|WO2013003857A3 *||Jul 2, 2012||May 8, 2014||Mark Gerlinger Lyman||Biomass bale processing system with automatic binding remover|
|U.S. Classification||29/426.4, 225/93, 29/564.3, 225/1, 83/909, 83/835|
|International Classification||B26F3/02, B65B69/00, B23P19/04, B26D1/20|
|Cooperative Classification||Y10T83/9319, Y10T225/10, Y10T225/30, Y10T29/49821, Y10T29/5139, Y10S83/909, B65B69/0025, B26F3/02|
|European Classification||B26F3/02, B65B69/00B|
|Jul 17, 1991||AS||Assignment|
Owner name: R. HALL MANUFACTURING INC., WASHINGTON
Free format text: ASSIGNMENT OF ASSIGNORS INTEREST.;ASSIGNOR:HALL, RICHARD W.;REEL/FRAME:005788/0227
Effective date: 19910628
|Dec 9, 1996||FPAY||Fee payment|
Year of fee payment: 4
|Oct 12, 2000||FPAY||Fee payment|
Year of fee payment: 8
|Dec 22, 2004||REMI||Maintenance fee reminder mailed|
|May 27, 2005||FPAY||Fee payment|
Year of fee payment: 12
|May 27, 2005||SULP||Surcharge for late payment|
Year of fee payment: 11
|Jul 31, 2006||AS||Assignment|

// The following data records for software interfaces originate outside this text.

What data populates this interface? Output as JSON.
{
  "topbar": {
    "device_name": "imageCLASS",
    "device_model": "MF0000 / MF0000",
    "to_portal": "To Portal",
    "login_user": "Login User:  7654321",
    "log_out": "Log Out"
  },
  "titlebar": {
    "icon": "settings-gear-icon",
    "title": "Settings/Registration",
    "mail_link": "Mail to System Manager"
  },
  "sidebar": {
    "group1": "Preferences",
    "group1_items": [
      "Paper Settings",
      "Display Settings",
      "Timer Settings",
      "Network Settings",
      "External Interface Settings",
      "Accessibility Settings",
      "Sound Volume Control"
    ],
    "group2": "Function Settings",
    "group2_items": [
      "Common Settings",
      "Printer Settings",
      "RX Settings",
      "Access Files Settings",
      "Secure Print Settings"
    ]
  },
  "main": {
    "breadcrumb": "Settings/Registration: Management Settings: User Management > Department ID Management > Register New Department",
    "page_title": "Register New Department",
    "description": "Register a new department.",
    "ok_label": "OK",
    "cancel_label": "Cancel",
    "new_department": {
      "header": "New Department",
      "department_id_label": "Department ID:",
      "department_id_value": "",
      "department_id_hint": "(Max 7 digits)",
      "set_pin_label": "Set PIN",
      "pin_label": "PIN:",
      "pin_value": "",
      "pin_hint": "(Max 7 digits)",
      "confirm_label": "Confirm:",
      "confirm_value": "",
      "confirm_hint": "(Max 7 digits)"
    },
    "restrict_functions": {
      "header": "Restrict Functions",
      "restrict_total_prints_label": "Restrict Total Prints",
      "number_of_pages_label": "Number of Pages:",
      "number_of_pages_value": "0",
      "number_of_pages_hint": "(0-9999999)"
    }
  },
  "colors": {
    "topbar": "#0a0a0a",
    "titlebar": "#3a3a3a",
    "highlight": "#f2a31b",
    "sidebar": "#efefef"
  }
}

Owner name: HALL DEWIRING CORPORATION, WASHINGTON
Free format text: ASSIGNMENT OF ASSIGNORS INTEREST;ASSIGNORS:R. HALL MANUFACTURING, INC. D/B/A HALL MANUFACTURING, INC.;HALL, RICHARD W.;REEL/FRAME:018132/0397
Effective date: 20060706